• [Brief] Exclude all images and print the entries below exactly.

• [Website and app data records]

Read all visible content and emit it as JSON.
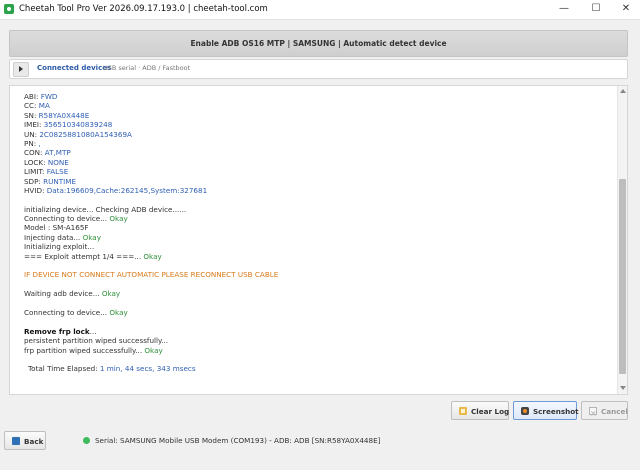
{
  "window": {
    "title": "Cheetah Tool Pro Ver 2026.09.17.193.0 | cheetah-tool.com",
    "minimize": "—",
    "maximize": "☐",
    "close": "✕"
  },
  "header": {
    "text": "Enable ADB OS16 MTP | SAMSUNG | Automatic detect device"
  },
  "tabs": {
    "active_label": "Connected devices",
    "sub_label": "USB serial · ADB / Fastboot"
  },
  "log": {
    "info": [
      {
        "key": "ABI: ",
        "value": "FWD"
      },
      {
        "key": "CC: ",
        "value": "MA"
      },
      {
        "key": "SN: ",
        "value": "R58YA0X448E"
      },
      {
        "key": "IMEI: ",
        "value": "356510340839248"
      },
      {
        "key": "UN: ",
        "value": "2C0825881080A154369A"
      },
      {
        "key": "PN: ",
        "value": ","
      },
      {
        "key": "CON: ",
        "value": "AT,MTP"
      },
      {
        "key": "LOCK: ",
        "value": "NONE"
      },
      {
        "key": "LIMIT: ",
        "value": "FALSE"
      },
      {
        "key": "SDP: ",
        "value": "RUNTIME"
      },
      {
        "key": "HVID: ",
        "value": "Data:196609,Cache:262145,System:327681"
      }
    ],
    "init": [
      {
        "text": "initializing device... Checking ADB device......",
        "ok": ""
      },
      {
        "text": "Connecting to device... ",
        "ok": "Okay"
      },
      {
        "text": "Model : SM-A165F",
        "ok": ""
      },
      {
        "text": "Injecting data... ",
        "ok": "Okay"
      },
      {
        "text": "Initializing exploit...",
        "ok": ""
      },
      {
        "text": "=== Exploit attempt 1/4 ===... ",
        "ok": "Okay"
      }
    ],
    "warning": "IF DEVICE NOT CONNECT AUTOMATIC PLEASE RECONNECT USB CABLE",
    "waiting": {
      "text": "Waiting adb device... ",
      "ok": "Okay"
    },
    "connecting": {
      "text": "Connecting to device... ",
      "ok": "Okay"
    },
    "remove_title": "Remove frp lock",
    "remove_dots": "...",
    "persistent": "persistent partition wiped successfully...",
    "frp": {
      "text": "frp partition wiped successfully... ",
      "ok": "Okay"
    },
    "elapsed_label": "Total Time Elapsed: ",
    "elapsed_value": "1 min, 44 secs, 343 msecs"
  },
  "buttons": {
    "clear_log": "Clear Log",
    "screenshot": "Screenshot",
    "cancel": "Cancel",
    "back": "Back"
  },
  "status": {
    "text": "Serial: SAMSUNG Mobile USB Modem (COM193)  -  ADB: ADB [SN:R58YA0X448E]",
    "color": "#3dbb5d"
  },
  "colors": {
    "value_blue": "#2f5fb3",
    "okay_green": "#2f8f3a",
    "warning_orange": "#d97a1c"
  }
}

• [Response area]
Read all visible content and emit it as JSON.
{
  "window": {
    "title": "Cheetah Tool Pro Ver 2026.09.17.193.0 | cheetah-tool.com",
    "minimize": "—",
    "maximize": "☐",
    "close": "✕"
  },
  "header": {
    "text": "Enable ADB OS16 MTP | SAMSUNG | Automatic detect device"
  },
  "tabs": {
    "active_label": "Connected devices",
    "sub_label": "USB serial · ADB / Fastboot"
  },
  "log": {
    "info": [
      {
        "key": "ABI: ",
        "value": "FWD"
      },
      {
        "key": "CC: ",
        "value": "MA"
      },
      {
        "key": "SN: ",
        "value": "R58YA0X448E"
      },
      {
        "key": "IMEI: ",
        "value": "356510340839248"
      },
      {
        "key": "UN: ",
        "value": "2C0825881080A154369A"
      },
      {
        "key": "PN: ",
        "value": ","
      },
      {
        "key": "CON: ",
        "value": "AT,MTP"
      },
      {
        "key": "LOCK: ",
        "value": "NONE"
      },
      {
        "key": "LIMIT: ",
        "value": "FALSE"
      },
      {
        "key": "SDP: ",
        "value": "RUNTIME"
      },
      {
        "key": "HVID: ",
        "value": "Data:196609,Cache:262145,System:327681"
      }
    ],
    "init": [
      {
        "text": "initializing device... Checking ADB device......",
        "ok": ""
      },
      {
        "text": "Connecting to device... ",
        "ok": "Okay"
      },
      {
        "text": "Model : SM-A165F",
        "ok": ""
      },
      {
        "text": "Injecting data... ",
        "ok": "Okay"
      },
      {
        "text": "Initializing exploit...",
        "ok": ""
      },
      {
        "text": "=== Exploit attempt 1/4 ===... ",
        "ok": "Okay"
      }
    ],
    "warning": "IF DEVICE NOT CONNECT AUTOMATIC PLEASE RECONNECT USB CABLE",
    "waiting": {
      "text": "Waiting adb device... ",
      "ok": "Okay"
    },
    "connecting": {
      "text": "Connecting to device... ",
      "ok": "Okay"
    },
    "remove_title": "Remove frp lock",
    "remove_dots": "...",
    "persistent": "persistent partition wiped successfully...",
    "frp": {
      "text": "frp partition wiped successfully... ",
      "ok": "Okay"
    },
    "elapsed_label": "Total Time Elapsed: ",
    "elapsed_value": "1 min, 44 secs, 343 msecs"
  },
  "buttons": {
    "clear_log": "Clear Log",
    "screenshot": "Screenshot",
    "cancel": "Cancel",
    "back": "Back"
  },
  "status": {
    "text": "Serial: SAMSUNG Mobile USB Modem (COM193)  -  ADB: ADB [SN:R58YA0X448E]",
    "color": "#3dbb5d"
  },
  "colors": {
    "value_blue": "#2f5fb3",
    "okay_green": "#2f8f3a",
    "warning_orange": "#d97a1c"
  }
}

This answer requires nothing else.